### Supplied records
▼

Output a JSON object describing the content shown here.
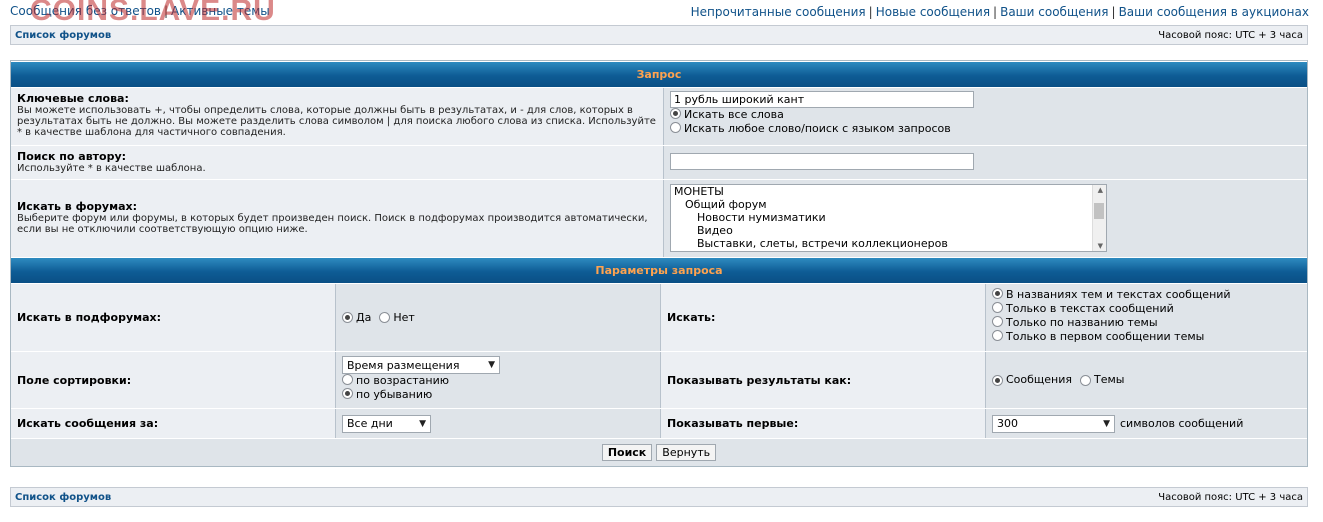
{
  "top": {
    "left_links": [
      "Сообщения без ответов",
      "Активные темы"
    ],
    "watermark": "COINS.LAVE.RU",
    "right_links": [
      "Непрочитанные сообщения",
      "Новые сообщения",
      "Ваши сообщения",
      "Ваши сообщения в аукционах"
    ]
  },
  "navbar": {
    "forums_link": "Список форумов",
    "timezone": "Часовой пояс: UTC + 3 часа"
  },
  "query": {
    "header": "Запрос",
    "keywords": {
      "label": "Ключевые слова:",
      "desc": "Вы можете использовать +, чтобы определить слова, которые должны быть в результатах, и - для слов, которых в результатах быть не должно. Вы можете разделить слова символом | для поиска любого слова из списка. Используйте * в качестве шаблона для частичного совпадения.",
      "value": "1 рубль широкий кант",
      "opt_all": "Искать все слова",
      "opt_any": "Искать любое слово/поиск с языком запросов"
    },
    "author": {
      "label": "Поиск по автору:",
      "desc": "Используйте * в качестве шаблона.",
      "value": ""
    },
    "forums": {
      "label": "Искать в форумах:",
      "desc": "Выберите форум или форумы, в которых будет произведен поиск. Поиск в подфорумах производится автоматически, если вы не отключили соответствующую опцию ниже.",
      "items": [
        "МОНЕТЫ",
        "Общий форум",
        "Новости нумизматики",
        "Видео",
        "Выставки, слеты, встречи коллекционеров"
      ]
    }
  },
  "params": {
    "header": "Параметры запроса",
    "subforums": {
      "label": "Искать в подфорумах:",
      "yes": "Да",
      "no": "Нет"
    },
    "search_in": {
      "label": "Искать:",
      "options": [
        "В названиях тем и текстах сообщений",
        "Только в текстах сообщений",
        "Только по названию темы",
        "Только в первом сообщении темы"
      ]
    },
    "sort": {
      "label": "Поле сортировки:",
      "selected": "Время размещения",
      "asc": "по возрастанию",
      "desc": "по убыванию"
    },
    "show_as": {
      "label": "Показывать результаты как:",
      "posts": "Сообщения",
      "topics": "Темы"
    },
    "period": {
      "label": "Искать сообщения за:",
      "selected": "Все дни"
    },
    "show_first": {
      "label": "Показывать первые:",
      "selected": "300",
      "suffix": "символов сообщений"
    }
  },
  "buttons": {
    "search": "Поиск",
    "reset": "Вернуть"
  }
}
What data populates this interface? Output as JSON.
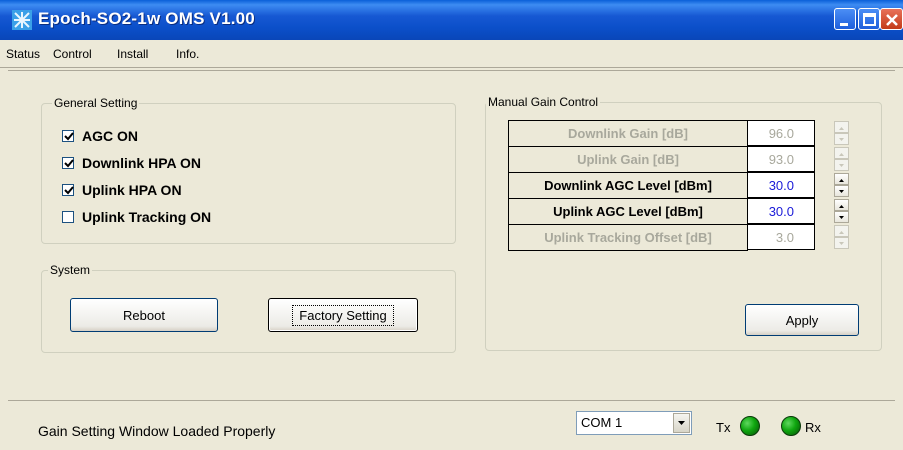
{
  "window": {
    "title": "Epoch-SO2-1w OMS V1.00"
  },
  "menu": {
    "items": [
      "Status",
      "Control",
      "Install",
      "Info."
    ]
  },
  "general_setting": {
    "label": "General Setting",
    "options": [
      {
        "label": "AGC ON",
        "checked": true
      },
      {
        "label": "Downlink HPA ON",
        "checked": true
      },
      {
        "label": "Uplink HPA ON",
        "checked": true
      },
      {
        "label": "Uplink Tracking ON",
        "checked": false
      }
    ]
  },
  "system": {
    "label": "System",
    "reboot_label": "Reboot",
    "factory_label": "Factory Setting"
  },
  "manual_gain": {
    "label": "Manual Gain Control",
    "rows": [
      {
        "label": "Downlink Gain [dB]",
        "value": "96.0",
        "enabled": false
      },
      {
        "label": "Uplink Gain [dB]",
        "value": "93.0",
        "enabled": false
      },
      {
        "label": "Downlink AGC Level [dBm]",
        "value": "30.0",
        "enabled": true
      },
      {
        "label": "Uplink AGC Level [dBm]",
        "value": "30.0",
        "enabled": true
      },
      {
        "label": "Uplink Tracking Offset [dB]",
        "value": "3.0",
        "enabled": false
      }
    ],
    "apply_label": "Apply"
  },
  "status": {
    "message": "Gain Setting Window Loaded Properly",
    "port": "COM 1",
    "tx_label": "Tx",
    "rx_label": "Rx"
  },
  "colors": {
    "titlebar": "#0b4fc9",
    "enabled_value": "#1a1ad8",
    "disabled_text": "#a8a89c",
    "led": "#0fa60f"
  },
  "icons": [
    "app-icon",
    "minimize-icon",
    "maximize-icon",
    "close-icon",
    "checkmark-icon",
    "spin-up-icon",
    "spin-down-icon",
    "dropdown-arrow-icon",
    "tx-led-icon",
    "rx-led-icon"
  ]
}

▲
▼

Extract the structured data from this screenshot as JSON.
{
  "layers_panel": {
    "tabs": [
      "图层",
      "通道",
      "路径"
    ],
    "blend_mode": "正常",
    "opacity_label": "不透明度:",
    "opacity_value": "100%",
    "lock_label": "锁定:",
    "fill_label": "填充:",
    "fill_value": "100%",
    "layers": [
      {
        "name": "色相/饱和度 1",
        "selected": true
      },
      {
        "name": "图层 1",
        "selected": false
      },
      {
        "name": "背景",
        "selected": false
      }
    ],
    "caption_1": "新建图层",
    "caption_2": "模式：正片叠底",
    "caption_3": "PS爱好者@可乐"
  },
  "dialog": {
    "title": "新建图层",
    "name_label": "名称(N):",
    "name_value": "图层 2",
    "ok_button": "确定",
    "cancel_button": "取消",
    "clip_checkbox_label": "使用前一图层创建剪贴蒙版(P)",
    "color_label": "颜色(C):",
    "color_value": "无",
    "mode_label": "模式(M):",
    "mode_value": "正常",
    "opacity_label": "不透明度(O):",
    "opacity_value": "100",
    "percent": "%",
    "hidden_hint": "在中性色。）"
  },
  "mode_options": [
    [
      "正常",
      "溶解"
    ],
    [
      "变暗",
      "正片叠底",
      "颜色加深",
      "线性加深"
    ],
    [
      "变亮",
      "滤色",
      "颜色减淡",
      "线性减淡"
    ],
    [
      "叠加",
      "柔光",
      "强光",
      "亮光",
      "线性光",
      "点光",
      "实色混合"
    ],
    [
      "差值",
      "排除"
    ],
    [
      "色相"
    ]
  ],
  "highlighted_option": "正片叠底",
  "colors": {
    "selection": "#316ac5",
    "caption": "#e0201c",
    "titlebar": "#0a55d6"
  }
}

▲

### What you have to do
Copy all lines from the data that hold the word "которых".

### Response
      "desc": "Вы можете использовать +, чтобы определить слова, которые должны быть в результатах, и - для слов, которых в результатах быть не должно. Вы можете разделить слова символом | для поиска любого слова из списка. Используйте * в качестве шаблона для частичного совпадения.",
      "desc": "Выберите форум или форумы, в которых будет произведен поиск. Поиск в подфорумах производится автоматически, если вы не отключили соответствующую опцию ниже.",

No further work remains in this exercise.